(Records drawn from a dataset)
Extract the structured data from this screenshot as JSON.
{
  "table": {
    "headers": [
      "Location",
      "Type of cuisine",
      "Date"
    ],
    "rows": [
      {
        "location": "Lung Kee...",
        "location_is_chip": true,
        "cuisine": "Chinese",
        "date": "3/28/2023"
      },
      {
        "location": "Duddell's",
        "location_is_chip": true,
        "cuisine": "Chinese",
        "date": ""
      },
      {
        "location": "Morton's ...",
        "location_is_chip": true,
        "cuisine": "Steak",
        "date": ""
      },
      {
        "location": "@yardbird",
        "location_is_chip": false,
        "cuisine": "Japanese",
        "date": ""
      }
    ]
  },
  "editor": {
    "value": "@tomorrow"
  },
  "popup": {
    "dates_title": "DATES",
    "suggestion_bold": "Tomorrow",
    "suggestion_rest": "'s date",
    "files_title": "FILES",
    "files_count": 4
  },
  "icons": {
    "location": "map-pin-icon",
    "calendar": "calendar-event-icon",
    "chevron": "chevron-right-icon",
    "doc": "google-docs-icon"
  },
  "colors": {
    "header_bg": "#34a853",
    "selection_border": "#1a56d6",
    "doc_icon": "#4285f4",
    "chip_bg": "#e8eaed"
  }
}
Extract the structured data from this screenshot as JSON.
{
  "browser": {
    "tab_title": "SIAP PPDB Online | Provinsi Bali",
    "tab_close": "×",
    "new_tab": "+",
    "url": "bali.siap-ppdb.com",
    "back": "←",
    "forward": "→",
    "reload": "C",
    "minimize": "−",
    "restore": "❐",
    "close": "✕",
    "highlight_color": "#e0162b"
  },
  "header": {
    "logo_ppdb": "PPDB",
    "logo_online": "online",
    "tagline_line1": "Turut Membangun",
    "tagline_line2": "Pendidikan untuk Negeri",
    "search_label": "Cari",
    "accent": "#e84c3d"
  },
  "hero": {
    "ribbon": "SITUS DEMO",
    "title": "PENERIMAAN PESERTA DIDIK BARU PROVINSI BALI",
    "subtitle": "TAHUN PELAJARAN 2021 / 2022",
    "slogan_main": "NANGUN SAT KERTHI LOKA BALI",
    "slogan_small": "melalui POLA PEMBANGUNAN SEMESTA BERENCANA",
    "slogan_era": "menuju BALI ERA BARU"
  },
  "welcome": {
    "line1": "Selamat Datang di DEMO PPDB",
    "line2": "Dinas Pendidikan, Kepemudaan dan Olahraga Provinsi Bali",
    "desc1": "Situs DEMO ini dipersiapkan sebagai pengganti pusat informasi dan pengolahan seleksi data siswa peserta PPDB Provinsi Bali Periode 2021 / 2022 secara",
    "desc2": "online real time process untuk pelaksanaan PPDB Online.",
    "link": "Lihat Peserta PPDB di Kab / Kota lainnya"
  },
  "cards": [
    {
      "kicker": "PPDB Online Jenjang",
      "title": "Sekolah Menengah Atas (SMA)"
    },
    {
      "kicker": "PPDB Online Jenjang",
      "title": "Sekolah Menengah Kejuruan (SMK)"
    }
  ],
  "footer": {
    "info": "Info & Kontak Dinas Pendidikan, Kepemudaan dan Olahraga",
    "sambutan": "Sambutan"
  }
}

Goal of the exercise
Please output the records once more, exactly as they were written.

Reply
Extract the structured data from this screenshot as JSON.
{
  "table": {
    "headers": [
      "Location",
      "Type of cuisine",
      "Date"
    ],
    "rows": [
      {
        "location": "Lung Kee...",
        "location_is_chip": true,
        "cuisine": "Chinese",
        "date": "3/28/2023"
      },
      {
        "location": "Duddell's",
        "location_is_chip": true,
        "cuisine": "Chinese",
        "date": ""
      },
      {
        "location": "Morton's ...",
        "location_is_chip": true,
        "cuisine": "Steak",
        "date": ""
      },
      {
        "location": "@yardbird",
        "location_is_chip": false,
        "cuisine": "Japanese",
        "date": ""
      }
    ]
  },
  "editor": {
    "value": "@tomorrow"
  },
  "popup": {
    "dates_title": "DATES",
    "suggestion_bold": "Tomorrow",
    "suggestion_rest": "'s date",
    "files_title": "FILES",
    "files_count": 4
  },
  "icons": {
    "location": "map-pin-icon",
    "calendar": "calendar-event-icon",
    "chevron": "chevron-right-icon",
    "doc": "google-docs-icon"
  },
  "colors": {
    "header_bg": "#34a853",
    "selection_border": "#1a56d6",
    "doc_icon": "#4285f4",
    "chip_bg": "#e8eaed"
  }
}
Extract the structured data from this screenshot as JSON.
{
  "browser": {
    "tab_title": "SIAP PPDB Online | Provinsi Bali",
    "tab_close": "×",
    "new_tab": "+",
    "url": "bali.siap-ppdb.com",
    "back": "←",
    "forward": "→",
    "reload": "C",
    "minimize": "−",
    "restore": "❐",
    "close": "✕",
    "highlight_color": "#e0162b"
  },
  "header": {
    "logo_ppdb": "PPDB",
    "logo_online": "online",
    "tagline_line1": "Turut Membangun",
    "tagline_line2": "Pendidikan untuk Negeri",
    "search_label": "Cari",
    "accent": "#e84c3d"
  },
  "hero": {
    "ribbon": "SITUS DEMO",
    "title": "PENERIMAAN PESERTA DIDIK BARU PROVINSI BALI",
    "subtitle": "TAHUN PELAJARAN 2021 / 2022",
    "slogan_main": "NANGUN SAT KERTHI LOKA BALI",
    "slogan_small": "melalui POLA PEMBANGUNAN SEMESTA BERENCANA",
    "slogan_era": "menuju BALI ERA BARU"
  },
  "welcome": {
    "line1": "Selamat Datang di DEMO PPDB",
    "line2": "Dinas Pendidikan, Kepemudaan dan Olahraga Provinsi Bali",
    "desc1": "Situs DEMO ini dipersiapkan sebagai pengganti pusat informasi dan pengolahan seleksi data siswa peserta PPDB Provinsi Bali Periode 2021 / 2022 secara",
    "desc2": "online real time process untuk pelaksanaan PPDB Online.",
    "link": "Lihat Peserta PPDB di Kab / Kota lainnya"
  },
  "cards": [
    {
      "kicker": "PPDB Online Jenjang",
      "title": "Sekolah Menengah Atas (SMA)"
    },
    {
      "kicker": "PPDB Online Jenjang",
      "title": "Sekolah Menengah Kejuruan (SMK)"
    }
  ],
  "footer": {
    "info": "Info & Kontak Dinas Pendidikan, Kepemudaan dan Olahraga",
    "sambutan": "Sambutan"
  }
}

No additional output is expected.